Let’s not jump to warp factor eight speed just yet Scottie… (I’m sorry).
To give you a current, or present example, Avanade have been working with a pharmaceutical company to help them compare molecules. Previously, when you’re looking to discover a new drug, it can take up to 10 years: you have to go through a long series of human trials and you weren’t necessarily aware of what the molecule did.
“Now,” says Lloyd-Jones, “you can feed in molecules into a quantum-inspired computer. We’re taking some of the learnings from quantum and applying it to other algorithms and ways of working. As a result, we can more quickly target the molecules pharmas should be looking at by identifying the ones that will have a negative effect.”
But, quantum computing in the enterprise even applies to more mundane things.

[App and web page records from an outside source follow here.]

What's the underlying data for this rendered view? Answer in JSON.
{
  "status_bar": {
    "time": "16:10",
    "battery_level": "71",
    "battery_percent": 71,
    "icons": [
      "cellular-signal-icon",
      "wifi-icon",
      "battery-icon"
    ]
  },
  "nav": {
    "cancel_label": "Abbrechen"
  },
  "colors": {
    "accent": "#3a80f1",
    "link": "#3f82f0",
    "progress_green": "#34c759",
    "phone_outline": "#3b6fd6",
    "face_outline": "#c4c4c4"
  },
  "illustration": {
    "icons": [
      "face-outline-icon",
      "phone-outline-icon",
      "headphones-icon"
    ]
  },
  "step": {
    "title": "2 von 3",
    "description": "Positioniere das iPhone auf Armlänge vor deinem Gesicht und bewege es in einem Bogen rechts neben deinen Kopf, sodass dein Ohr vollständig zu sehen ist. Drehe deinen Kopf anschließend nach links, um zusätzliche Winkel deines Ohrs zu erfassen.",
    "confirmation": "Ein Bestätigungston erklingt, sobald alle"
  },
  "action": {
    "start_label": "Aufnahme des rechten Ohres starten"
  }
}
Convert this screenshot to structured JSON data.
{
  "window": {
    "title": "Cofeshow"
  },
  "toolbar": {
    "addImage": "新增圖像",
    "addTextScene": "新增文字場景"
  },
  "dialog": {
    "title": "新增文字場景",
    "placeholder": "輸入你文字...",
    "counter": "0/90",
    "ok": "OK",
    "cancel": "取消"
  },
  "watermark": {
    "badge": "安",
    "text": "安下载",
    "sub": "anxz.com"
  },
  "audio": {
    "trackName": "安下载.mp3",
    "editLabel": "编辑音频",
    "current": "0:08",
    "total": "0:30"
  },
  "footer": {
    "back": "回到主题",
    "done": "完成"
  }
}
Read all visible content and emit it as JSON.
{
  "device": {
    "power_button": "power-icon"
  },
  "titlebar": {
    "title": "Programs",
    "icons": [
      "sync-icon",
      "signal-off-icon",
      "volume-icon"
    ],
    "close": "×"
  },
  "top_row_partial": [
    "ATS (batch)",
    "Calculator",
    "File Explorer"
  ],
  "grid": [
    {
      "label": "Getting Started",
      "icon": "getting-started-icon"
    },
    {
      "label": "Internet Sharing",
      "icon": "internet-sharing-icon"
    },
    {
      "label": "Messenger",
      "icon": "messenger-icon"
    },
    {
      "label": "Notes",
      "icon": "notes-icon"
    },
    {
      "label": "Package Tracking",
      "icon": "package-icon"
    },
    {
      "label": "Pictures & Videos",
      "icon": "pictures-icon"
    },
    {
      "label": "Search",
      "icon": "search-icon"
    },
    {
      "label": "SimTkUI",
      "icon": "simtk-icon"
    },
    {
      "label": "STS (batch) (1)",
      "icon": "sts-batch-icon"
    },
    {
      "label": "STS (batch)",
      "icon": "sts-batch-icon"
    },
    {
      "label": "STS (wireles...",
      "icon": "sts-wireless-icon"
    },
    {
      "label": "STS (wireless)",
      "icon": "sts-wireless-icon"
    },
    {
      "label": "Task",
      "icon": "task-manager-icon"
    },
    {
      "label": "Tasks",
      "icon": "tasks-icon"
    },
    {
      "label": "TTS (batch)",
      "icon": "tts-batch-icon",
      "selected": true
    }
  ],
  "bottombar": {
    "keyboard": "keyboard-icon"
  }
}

Avanade, again, are also working with a quantum-inspired computer f0r telephony company in North America. Why? To optimise supply chain routing.
“It sounds boring,” says Lloyd-Jones, “but I can get you your package quicker; I can get something from A to B so much faster.”
A cautionary tale
Many people and organisations are quick to brand what they produce as a quantum computer. There is a difference between a machine that just uses quantum effect and a real quantum computer.
But quantum computing is not sci-fi any more…